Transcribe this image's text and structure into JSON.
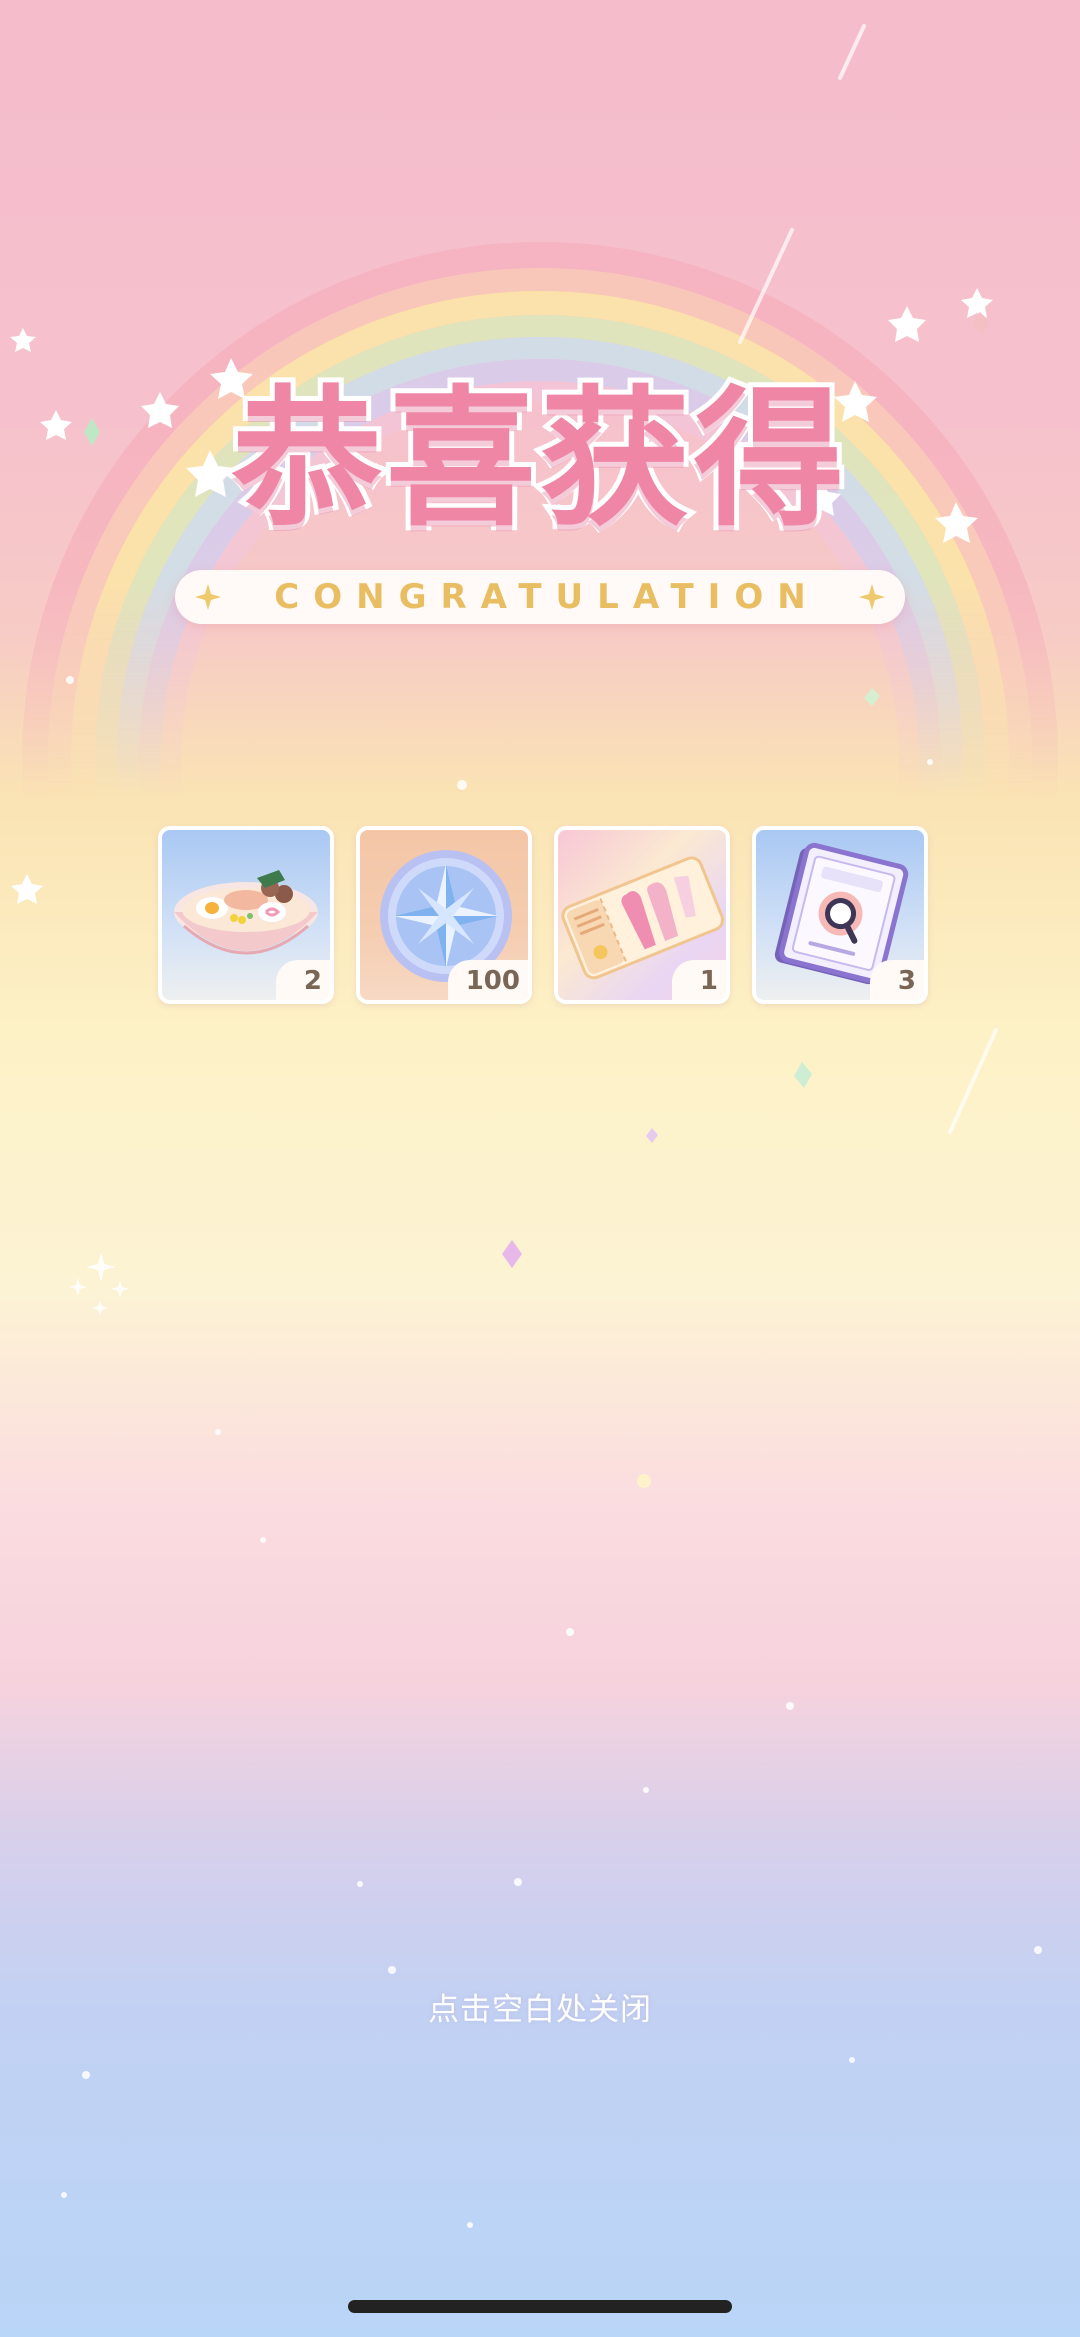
{
  "reward_popup": {
    "title": "恭喜获得",
    "subtitle": "CONGRATULATION",
    "close_hint": "点击空白处关闭",
    "items": [
      {
        "icon": "ramen-bowl-icon",
        "count": "2"
      },
      {
        "icon": "star-compass-coin-icon",
        "count": "100"
      },
      {
        "icon": "outfit-ticket-icon",
        "count": "1"
      },
      {
        "icon": "magnifier-book-icon",
        "count": "3"
      }
    ]
  },
  "colors": {
    "title_pink": "#ef86a6",
    "subtitle_gold": "#e9bd62",
    "badge_text": "#7a6656",
    "close_hint": "#ffffff"
  }
}
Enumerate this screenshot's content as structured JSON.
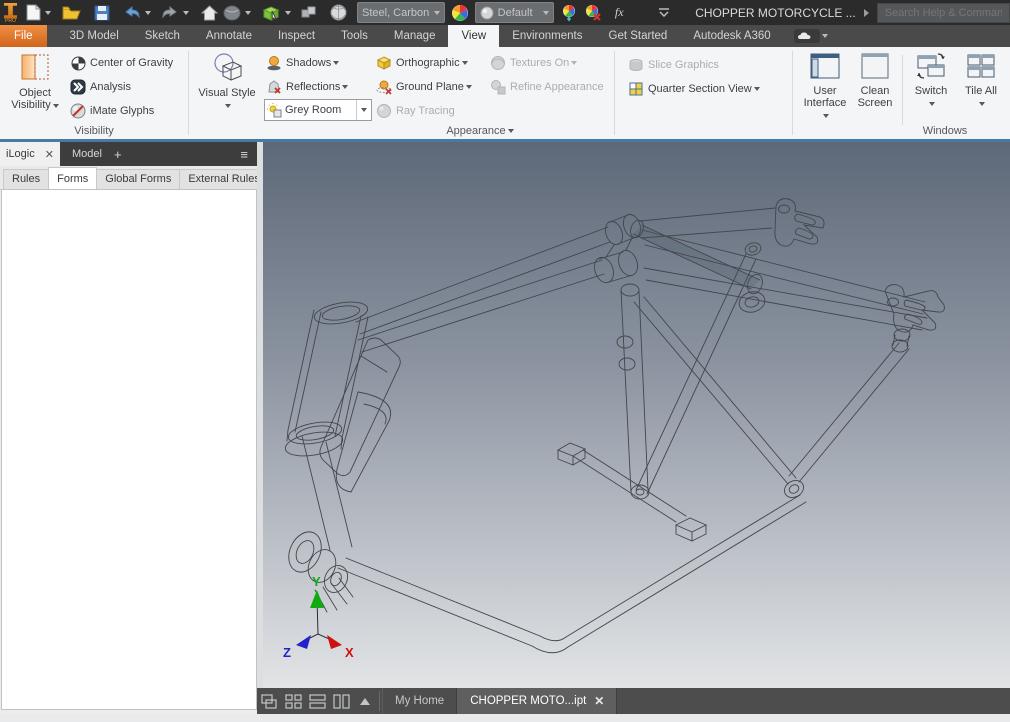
{
  "colors": {
    "accent_line": "#4779a3",
    "file_tab_orange": "#d0641a",
    "viewport_top": "#5d6878",
    "viewport_bottom": "#e2e4e6",
    "axis_x_color": "#cc1111",
    "axis_y_color": "#11aa11",
    "axis_z_color": "#2222cc"
  },
  "titlebar": {
    "logo_text": "PRO",
    "material_combo": "Steel, Carbon",
    "appearance_combo": "Default",
    "fx_label": "fx",
    "document_title": "CHOPPER MOTORCYCLE ...",
    "search_placeholder": "Search Help & Commands..."
  },
  "ribbon_tabs": [
    {
      "label": "File"
    },
    {
      "label": "3D Model"
    },
    {
      "label": "Sketch"
    },
    {
      "label": "Annotate"
    },
    {
      "label": "Inspect"
    },
    {
      "label": "Tools"
    },
    {
      "label": "Manage"
    },
    {
      "label": "View"
    },
    {
      "label": "Environments"
    },
    {
      "label": "Get Started"
    },
    {
      "label": "Autodesk A360"
    }
  ],
  "ribbon": {
    "visibility": {
      "big_button": "Object Visibility",
      "items": [
        "Center of Gravity",
        "Analysis",
        "iMate Glyphs"
      ],
      "label": "Visibility"
    },
    "appearance": {
      "big_button": "Visual Style",
      "shadows": "Shadows",
      "reflections": "Reflections",
      "room_combo": "Grey Room",
      "orthographic": "Orthographic",
      "ground_plane": "Ground Plane",
      "ray_tracing": "Ray Tracing",
      "textures_on": "Textures On",
      "refine_appearance": "Refine Appearance",
      "label": "Appearance"
    },
    "section": {
      "slice_graphics": "Slice Graphics",
      "quarter_section": "Quarter Section View"
    },
    "windows": {
      "user_interface": "User Interface",
      "clean_screen": "Clean Screen",
      "switch": "Switch",
      "tile_all": "Tile All",
      "label": "Windows"
    }
  },
  "ilogic": {
    "panel_title": "iLogic",
    "model_tab": "Model",
    "add_tab": "+",
    "menu_icon": "≡",
    "tabs": [
      "Rules",
      "Forms",
      "Global Forms",
      "External Rules"
    ],
    "active_tab": "Forms"
  },
  "viewport": {
    "axis": {
      "x": "X",
      "y": "Y",
      "z": "Z"
    }
  },
  "bottombar": {
    "home_tab": "My Home",
    "document_tab": "CHOPPER MOTO...ipt"
  }
}
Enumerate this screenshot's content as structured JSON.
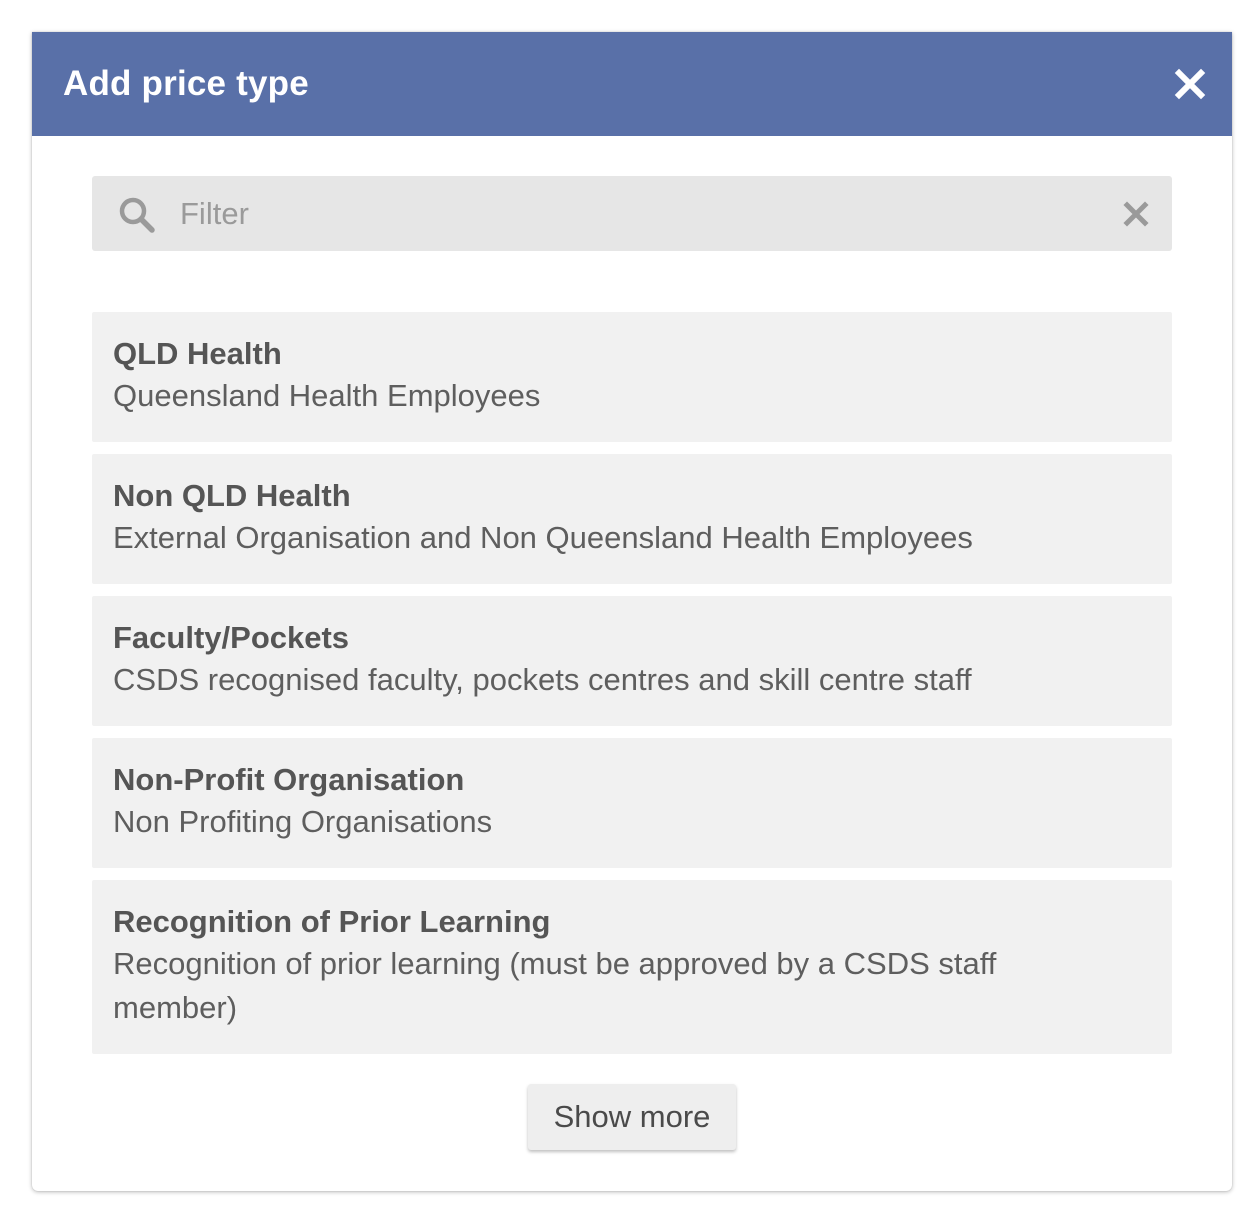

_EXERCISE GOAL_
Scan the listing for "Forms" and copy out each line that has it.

_EXERCISE ANSWER_
      "Forms",
      "Global Forms",
    "active_tab": "Forms"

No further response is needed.